Task details ::
Quote each line of the material verbatim, without the pictures.

□ □ □ □ □

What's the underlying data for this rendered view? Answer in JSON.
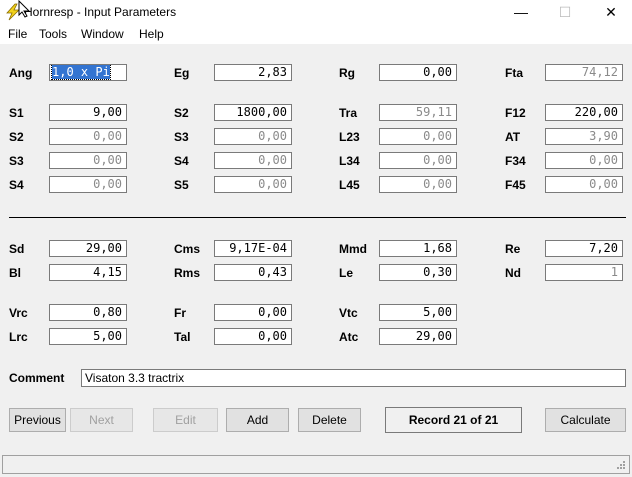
{
  "window": {
    "title": "Hornresp - Input Parameters",
    "controls": {
      "minimize": "—",
      "maximize": "☐",
      "close": "✕"
    }
  },
  "menu": [
    "File",
    "Tools",
    "Window",
    "Help"
  ],
  "fields": {
    "Ang": "1,0 x Pi",
    "Eg": "2,83",
    "Rg": "0,00",
    "Fta": "74,12",
    "S1": "9,00",
    "S2a": "1800,00",
    "Tra": "59,11",
    "F12": "220,00",
    "S2": "0,00",
    "S3a": "0,00",
    "L23": "0,00",
    "AT": "3,90",
    "S3": "0,00",
    "S4a": "0,00",
    "L34": "0,00",
    "F34": "0,00",
    "S4": "0,00",
    "S5": "0,00",
    "L45": "0,00",
    "F45": "0,00",
    "Sd": "29,00",
    "Cms": "9,17E-04",
    "Mmd": "1,68",
    "Re": "7,20",
    "Bl": "4,15",
    "Rms": "0,43",
    "Le": "0,30",
    "Nd": "1",
    "Vrc": "0,80",
    "Fr": "0,00",
    "Vtc": "5,00",
    "Lrc": "5,00",
    "Tal": "0,00",
    "Atc": "29,00"
  },
  "labels": {
    "Ang": "Ang",
    "Eg": "Eg",
    "Rg": "Rg",
    "Fta": "Fta",
    "S1": "S1",
    "S2a": "S2",
    "Tra": "Tra",
    "F12": "F12",
    "S2": "S2",
    "S3a": "S3",
    "L23": "L23",
    "AT": "AT",
    "S3": "S3",
    "S4a": "S4",
    "L34": "L34",
    "F34": "F34",
    "S4": "S4",
    "S5": "S5",
    "L45": "L45",
    "F45": "F45",
    "Sd": "Sd",
    "Cms": "Cms",
    "Mmd": "Mmd",
    "Re": "Re",
    "Bl": "Bl",
    "Rms": "Rms",
    "Le": "Le",
    "Nd": "Nd",
    "Vrc": "Vrc",
    "Fr": "Fr",
    "Vtc": "Vtc",
    "Lrc": "Lrc",
    "Tal": "Tal",
    "Atc": "Atc",
    "Comment": "Comment"
  },
  "comment": "Visaton 3.3 tractrix",
  "buttons": {
    "previous": "Previous",
    "next": "Next",
    "edit": "Edit",
    "add": "Add",
    "delete": "Delete",
    "calculate": "Calculate"
  },
  "record": "Record 21 of 21",
  "colors": {
    "selection": "#3374d1",
    "disabled_text": "#8a8a8a"
  }
}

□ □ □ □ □

Output for this task ::
What's the underlying data for this rendered view? Answer in JSON.
{
  "window": {
    "title": "Hornresp - Input Parameters",
    "controls": {
      "minimize": "—",
      "maximize": "☐",
      "close": "✕"
    }
  },
  "menu": [
    "File",
    "Tools",
    "Window",
    "Help"
  ],
  "fields": {
    "Ang": "1,0 x Pi",
    "Eg": "2,83",
    "Rg": "0,00",
    "Fta": "74,12",
    "S1": "9,00",
    "S2a": "1800,00",
    "Tra": "59,11",
    "F12": "220,00",
    "S2": "0,00",
    "S3a": "0,00",
    "L23": "0,00",
    "AT": "3,90",
    "S3": "0,00",
    "S4a": "0,00",
    "L34": "0,00",
    "F34": "0,00",
    "S4": "0,00",
    "S5": "0,00",
    "L45": "0,00",
    "F45": "0,00",
    "Sd": "29,00",
    "Cms": "9,17E-04",
    "Mmd": "1,68",
    "Re": "7,20",
    "Bl": "4,15",
    "Rms": "0,43",
    "Le": "0,30",
    "Nd": "1",
    "Vrc": "0,80",
    "Fr": "0,00",
    "Vtc": "5,00",
    "Lrc": "5,00",
    "Tal": "0,00",
    "Atc": "29,00"
  },
  "labels": {
    "Ang": "Ang",
    "Eg": "Eg",
    "Rg": "Rg",
    "Fta": "Fta",
    "S1": "S1",
    "S2a": "S2",
    "Tra": "Tra",
    "F12": "F12",
    "S2": "S2",
    "S3a": "S3",
    "L23": "L23",
    "AT": "AT",
    "S3": "S3",
    "S4a": "S4",
    "L34": "L34",
    "F34": "F34",
    "S4": "S4",
    "S5": "S5",
    "L45": "L45",
    "F45": "F45",
    "Sd": "Sd",
    "Cms": "Cms",
    "Mmd": "Mmd",
    "Re": "Re",
    "Bl": "Bl",
    "Rms": "Rms",
    "Le": "Le",
    "Nd": "Nd",
    "Vrc": "Vrc",
    "Fr": "Fr",
    "Vtc": "Vtc",
    "Lrc": "Lrc",
    "Tal": "Tal",
    "Atc": "Atc",
    "Comment": "Comment"
  },
  "comment": "Visaton 3.3 tractrix",
  "buttons": {
    "previous": "Previous",
    "next": "Next",
    "edit": "Edit",
    "add": "Add",
    "delete": "Delete",
    "calculate": "Calculate"
  },
  "record": "Record 21 of 21",
  "colors": {
    "selection": "#3374d1",
    "disabled_text": "#8a8a8a"
  }
}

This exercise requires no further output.